Except, if you listen to him, it’s not. It’s the fans that drove him on, that made him want to still do the work for all those years. It’s their reaction–and the personal bond that he tried to build with them that drove him for longer than a lot of people live to do the same job, day after day–for that’s what baseball is. The games, like the days, can blend together into a bland continuum of banality.
I’ve thought about that particular sentiment–his needing us more than us needing him–a lot. I’ve kicked it around, tried it on. And I’ve decided that it fits me.
I haven’t always been the best at treating strangers as friends I haven’t met yet. I’ve been closer to Oscar the Grouch more over the years than like Jesus. What would Jesus do? Maybe think about what Chris would do, then not do it sometimes.
But what if I really needed you–all of you–more than you’ve needed me.
Like anyone else who’s lived for <cough, cough> years, I’ve mixed it up with a fair number of people. My job over the past fifteen years or so has involved supporting cranky software for burdened users in a high-pressure environment. Sometimes I think I’ve had all 2131 Excedrin headaches.
And still I come back to that one basic concept. I do need you more than you need me.
It goes without saying that I’ve needed my family–without that, what do you have? I’ve needed my teachers and friends over the years, from Mike Ostermann and Ken Willoughby to the guys I meet with on Saturday mornings. But those are all friendly people; it’s easy to need them.
What about the less-than-friendly people. What about the people who made some of my school experiences miserable? Or that guy on the college newspaper who seemed intent on driving me into Betty Ford? What about that one boss–the one I lost sleep over because I couldn’t seem to satisfy him? What about the long list of people who seemed to get up intent on ripping me a new one for their own gratification and entertainment?
I can honestly say that I’ve also needed them, as well.
It’s taken me <cough, cough> years, but I like what I am most of the time. And that person wouldn’t be the same without each person, from the most beloved to the ones I really wanted to poke in the eye with a rusty, ant-infested pair of scissors at the time. Without the support of the former, I wouldn’t be here today. I wouldn’t understand love. And without the friction with the others, I wouldn’t be tough. I wouldn’t understand empathy and compassion.
I might have a day left on this earth or forty more years. Either way, I think coming to the realization that I’m a product of myself, plus every other person God has put in my path, is a key realization to make that remaining time awesome.
Thank you, Mr. Scully, sir.
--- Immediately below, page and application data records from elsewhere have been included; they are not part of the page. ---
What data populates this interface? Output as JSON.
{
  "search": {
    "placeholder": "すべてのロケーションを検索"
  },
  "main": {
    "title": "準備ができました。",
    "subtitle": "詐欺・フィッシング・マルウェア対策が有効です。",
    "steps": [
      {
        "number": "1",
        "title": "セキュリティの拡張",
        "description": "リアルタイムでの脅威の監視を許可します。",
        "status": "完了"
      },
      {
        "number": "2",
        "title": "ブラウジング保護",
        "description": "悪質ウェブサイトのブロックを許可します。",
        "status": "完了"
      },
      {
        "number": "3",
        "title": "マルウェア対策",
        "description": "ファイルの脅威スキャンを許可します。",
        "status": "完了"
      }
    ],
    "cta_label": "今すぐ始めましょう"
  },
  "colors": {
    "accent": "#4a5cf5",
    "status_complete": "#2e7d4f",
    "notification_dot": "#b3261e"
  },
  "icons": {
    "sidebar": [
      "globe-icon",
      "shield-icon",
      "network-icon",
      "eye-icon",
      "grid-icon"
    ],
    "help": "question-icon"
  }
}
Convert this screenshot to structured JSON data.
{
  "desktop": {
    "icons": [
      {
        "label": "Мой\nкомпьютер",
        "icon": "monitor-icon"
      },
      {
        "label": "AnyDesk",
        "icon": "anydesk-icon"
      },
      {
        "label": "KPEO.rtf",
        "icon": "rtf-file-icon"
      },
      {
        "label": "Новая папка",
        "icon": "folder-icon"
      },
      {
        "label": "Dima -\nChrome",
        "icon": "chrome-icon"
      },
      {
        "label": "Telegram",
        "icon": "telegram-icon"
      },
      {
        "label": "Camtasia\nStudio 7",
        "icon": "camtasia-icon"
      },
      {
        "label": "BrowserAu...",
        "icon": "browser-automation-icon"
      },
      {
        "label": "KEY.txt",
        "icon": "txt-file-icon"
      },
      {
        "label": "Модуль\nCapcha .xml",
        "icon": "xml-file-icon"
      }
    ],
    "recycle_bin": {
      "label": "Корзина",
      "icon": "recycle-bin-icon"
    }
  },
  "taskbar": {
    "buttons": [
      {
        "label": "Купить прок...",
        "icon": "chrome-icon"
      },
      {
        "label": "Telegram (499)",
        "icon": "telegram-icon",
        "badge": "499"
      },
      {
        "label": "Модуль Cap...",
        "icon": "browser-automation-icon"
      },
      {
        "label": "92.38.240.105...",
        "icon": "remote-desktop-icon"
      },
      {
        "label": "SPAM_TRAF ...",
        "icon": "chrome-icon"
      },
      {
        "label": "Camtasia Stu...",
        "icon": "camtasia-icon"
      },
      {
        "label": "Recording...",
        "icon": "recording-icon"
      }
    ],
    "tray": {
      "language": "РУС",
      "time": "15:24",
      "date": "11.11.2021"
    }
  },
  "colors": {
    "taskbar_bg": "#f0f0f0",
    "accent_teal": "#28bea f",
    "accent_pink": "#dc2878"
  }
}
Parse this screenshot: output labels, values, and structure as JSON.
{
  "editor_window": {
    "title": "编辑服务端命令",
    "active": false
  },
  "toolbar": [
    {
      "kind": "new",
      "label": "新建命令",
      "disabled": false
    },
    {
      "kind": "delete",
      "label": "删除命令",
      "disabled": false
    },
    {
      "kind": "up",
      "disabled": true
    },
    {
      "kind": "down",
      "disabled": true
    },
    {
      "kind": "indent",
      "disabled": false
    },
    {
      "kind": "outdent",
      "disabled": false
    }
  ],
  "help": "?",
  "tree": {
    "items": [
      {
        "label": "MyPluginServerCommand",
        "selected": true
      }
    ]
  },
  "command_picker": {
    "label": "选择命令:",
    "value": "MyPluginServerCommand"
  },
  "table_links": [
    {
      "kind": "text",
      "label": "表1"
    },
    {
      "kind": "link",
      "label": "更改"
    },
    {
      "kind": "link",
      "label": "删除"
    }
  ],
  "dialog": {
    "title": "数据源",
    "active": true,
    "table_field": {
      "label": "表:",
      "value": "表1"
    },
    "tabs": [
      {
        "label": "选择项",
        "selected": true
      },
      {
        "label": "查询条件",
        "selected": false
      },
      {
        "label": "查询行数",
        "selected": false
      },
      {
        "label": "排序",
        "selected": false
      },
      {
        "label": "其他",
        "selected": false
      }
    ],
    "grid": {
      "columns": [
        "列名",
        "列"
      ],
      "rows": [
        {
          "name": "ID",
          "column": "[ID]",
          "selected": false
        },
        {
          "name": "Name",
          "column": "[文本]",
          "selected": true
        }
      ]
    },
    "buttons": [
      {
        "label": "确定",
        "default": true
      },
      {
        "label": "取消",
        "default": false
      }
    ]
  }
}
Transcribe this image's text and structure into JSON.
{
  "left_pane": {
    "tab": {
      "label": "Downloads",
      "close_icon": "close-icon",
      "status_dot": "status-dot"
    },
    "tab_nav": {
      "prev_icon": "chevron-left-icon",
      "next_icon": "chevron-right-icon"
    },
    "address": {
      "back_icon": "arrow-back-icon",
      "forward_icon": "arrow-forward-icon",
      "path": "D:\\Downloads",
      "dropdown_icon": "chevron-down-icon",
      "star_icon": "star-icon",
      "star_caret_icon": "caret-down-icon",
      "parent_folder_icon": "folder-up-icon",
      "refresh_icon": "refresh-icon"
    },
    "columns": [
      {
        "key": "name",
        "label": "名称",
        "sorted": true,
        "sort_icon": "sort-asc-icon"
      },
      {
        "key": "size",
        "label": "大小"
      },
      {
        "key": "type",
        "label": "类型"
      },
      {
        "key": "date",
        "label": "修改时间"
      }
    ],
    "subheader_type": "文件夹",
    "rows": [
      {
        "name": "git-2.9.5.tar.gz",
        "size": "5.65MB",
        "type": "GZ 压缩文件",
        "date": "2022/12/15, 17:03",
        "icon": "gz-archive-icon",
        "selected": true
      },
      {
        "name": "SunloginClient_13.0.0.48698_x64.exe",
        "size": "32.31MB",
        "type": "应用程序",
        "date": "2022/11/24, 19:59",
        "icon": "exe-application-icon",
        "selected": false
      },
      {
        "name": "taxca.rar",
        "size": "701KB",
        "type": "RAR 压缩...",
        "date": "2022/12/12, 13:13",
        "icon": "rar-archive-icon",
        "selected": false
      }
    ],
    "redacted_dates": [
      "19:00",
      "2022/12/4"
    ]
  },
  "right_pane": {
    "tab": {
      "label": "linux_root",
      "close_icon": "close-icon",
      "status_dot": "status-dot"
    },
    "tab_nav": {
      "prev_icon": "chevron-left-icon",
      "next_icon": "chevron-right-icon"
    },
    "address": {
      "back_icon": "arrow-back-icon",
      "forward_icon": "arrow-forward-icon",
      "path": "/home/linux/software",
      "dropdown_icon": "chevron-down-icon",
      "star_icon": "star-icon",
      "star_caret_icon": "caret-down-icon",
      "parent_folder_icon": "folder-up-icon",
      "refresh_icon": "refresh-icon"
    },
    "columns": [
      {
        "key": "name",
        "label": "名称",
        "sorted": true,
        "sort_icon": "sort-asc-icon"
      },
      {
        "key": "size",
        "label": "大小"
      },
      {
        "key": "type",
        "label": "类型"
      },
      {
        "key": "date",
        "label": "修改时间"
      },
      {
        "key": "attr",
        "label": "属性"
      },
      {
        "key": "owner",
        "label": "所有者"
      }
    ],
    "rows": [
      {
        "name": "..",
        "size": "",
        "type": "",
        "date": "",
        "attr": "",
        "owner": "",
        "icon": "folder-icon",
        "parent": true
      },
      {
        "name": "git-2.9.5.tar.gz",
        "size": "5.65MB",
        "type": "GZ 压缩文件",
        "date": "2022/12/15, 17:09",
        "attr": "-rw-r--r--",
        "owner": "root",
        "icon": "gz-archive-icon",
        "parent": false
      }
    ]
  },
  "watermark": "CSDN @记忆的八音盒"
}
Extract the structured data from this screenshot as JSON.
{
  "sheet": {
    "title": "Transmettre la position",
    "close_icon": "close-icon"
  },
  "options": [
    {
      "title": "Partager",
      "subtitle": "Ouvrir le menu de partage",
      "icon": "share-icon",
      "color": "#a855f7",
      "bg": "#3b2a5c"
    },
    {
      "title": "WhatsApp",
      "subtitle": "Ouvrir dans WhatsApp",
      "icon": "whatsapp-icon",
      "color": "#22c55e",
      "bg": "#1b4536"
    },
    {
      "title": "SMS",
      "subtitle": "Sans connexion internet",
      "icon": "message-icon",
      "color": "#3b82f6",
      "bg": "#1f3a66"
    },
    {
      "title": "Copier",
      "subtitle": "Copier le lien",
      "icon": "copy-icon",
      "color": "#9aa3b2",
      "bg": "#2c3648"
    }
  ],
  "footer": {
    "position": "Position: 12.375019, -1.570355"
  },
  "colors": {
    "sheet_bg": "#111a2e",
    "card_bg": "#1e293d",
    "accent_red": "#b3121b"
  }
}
Though you will likely never read this, that one idea has made a difference. I’d like to make it my mantra, if you would be so gracious as to share it with me.
And thank you, as well, an old friend or adversary or, if I’m on my game, the friend I haven’t met yet.